═════ Records provided
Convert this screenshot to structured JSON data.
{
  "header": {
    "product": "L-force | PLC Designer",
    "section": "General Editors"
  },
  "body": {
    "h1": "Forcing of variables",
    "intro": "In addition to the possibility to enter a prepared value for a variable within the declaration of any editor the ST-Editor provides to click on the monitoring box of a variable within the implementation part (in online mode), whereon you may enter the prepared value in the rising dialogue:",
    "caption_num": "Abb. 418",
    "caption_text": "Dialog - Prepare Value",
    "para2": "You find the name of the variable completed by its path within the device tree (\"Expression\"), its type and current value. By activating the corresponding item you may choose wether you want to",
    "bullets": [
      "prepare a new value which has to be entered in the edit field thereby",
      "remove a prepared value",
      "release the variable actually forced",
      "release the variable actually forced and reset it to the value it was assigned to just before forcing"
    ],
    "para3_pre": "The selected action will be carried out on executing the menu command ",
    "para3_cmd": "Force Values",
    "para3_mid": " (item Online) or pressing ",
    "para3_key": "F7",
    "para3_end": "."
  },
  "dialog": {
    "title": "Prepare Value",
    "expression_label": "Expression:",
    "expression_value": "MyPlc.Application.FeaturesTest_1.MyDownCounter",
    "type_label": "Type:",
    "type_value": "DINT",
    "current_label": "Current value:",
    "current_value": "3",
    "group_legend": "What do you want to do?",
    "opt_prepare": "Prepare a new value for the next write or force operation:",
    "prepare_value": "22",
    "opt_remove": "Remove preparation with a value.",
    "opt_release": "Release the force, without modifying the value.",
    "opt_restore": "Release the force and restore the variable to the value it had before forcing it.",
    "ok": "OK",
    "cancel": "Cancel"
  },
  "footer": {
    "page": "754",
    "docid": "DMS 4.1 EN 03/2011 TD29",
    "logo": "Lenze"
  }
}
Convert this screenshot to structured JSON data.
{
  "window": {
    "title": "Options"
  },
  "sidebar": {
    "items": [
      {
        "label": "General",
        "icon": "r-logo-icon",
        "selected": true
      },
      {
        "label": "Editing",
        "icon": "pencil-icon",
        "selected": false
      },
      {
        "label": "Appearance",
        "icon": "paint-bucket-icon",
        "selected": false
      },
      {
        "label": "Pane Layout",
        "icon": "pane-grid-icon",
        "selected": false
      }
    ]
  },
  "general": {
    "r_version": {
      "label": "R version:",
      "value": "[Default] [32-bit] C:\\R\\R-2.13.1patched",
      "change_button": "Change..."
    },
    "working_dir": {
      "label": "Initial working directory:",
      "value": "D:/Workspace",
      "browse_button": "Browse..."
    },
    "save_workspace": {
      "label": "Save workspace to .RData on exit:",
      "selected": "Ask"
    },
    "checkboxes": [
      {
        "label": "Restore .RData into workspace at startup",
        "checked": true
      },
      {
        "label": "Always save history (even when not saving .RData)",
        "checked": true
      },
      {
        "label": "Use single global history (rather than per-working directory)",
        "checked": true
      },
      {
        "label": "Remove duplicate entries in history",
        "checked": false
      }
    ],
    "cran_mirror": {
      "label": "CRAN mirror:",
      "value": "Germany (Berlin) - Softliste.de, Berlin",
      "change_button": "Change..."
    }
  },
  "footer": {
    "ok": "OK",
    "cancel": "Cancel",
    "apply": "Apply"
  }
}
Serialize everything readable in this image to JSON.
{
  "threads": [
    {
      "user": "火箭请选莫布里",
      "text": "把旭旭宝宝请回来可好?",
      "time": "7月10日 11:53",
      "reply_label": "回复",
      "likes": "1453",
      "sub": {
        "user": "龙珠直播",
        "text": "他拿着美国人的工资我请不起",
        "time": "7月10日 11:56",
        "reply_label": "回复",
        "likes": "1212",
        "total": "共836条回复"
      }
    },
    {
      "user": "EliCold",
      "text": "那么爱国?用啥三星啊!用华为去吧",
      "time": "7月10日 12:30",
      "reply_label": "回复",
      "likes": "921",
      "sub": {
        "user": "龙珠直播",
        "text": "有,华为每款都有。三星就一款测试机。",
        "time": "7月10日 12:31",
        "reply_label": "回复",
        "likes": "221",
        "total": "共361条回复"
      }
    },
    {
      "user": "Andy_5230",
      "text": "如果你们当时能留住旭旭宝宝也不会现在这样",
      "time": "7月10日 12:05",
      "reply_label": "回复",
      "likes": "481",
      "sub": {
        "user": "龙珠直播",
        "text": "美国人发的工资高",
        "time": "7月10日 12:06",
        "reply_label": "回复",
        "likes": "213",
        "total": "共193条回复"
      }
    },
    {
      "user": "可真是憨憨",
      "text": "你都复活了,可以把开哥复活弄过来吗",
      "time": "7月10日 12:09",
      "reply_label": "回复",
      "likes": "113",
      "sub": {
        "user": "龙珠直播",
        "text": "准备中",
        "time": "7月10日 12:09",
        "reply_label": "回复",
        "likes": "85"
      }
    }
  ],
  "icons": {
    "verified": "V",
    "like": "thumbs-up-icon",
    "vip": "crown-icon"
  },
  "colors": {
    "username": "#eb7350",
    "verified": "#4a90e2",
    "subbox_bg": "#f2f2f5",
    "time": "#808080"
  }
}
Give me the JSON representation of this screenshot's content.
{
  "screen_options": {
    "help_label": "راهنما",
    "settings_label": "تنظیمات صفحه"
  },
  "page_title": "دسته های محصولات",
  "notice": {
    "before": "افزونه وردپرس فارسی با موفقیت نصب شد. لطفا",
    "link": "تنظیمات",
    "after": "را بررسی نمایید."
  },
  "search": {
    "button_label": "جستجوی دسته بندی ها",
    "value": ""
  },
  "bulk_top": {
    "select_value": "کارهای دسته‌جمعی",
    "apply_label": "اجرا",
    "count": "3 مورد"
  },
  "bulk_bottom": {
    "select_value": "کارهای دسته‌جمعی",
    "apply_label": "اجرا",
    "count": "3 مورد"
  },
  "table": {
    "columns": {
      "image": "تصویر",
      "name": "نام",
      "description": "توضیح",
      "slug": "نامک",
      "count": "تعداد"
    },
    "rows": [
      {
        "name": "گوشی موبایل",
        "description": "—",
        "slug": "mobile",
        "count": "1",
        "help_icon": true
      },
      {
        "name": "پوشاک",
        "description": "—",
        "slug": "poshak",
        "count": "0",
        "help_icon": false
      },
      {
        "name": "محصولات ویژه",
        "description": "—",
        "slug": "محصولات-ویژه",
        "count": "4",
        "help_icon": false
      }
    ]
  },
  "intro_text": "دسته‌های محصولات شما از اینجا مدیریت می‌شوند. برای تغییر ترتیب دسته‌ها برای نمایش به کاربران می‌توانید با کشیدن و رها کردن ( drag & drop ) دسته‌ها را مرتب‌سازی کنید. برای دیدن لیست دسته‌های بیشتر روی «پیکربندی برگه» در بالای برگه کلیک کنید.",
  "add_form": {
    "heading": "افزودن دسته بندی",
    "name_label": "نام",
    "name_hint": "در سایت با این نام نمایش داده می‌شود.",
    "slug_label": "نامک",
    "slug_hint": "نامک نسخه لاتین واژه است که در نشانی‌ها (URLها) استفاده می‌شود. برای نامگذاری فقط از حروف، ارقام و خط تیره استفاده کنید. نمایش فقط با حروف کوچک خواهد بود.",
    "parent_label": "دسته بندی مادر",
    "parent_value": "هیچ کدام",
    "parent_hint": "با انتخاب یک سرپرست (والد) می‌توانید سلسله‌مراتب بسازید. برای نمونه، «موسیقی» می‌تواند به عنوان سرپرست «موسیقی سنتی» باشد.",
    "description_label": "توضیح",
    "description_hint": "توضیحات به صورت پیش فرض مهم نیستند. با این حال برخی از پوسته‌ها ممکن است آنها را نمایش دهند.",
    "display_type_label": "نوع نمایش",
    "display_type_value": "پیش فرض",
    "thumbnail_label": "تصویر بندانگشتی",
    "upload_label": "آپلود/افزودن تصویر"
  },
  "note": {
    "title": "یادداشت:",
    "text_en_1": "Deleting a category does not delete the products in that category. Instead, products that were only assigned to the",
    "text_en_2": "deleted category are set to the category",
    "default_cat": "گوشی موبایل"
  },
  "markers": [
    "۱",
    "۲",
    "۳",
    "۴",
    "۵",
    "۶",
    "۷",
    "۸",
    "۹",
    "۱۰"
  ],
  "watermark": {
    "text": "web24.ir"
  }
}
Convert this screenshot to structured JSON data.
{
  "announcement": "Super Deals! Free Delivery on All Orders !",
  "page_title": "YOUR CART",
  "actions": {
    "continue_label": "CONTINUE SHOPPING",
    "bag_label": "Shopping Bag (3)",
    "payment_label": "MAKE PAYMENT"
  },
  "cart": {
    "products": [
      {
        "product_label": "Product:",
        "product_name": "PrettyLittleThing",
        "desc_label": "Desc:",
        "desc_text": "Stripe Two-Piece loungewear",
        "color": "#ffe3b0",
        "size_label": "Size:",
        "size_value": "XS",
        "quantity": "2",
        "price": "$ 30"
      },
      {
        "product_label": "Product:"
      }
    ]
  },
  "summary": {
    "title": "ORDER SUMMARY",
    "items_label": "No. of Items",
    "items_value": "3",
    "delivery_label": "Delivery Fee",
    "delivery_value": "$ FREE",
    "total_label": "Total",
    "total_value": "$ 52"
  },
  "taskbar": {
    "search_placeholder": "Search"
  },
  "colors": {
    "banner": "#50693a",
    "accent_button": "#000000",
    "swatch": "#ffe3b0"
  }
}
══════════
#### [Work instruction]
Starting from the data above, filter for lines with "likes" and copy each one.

#### [Task solution]
      "likes": "1453",
        "likes": "1212",
      "likes": "921",
        "likes": "221",
      "likes": "481",
        "likes": "213",
      "likes": "113",
        "likes": "85"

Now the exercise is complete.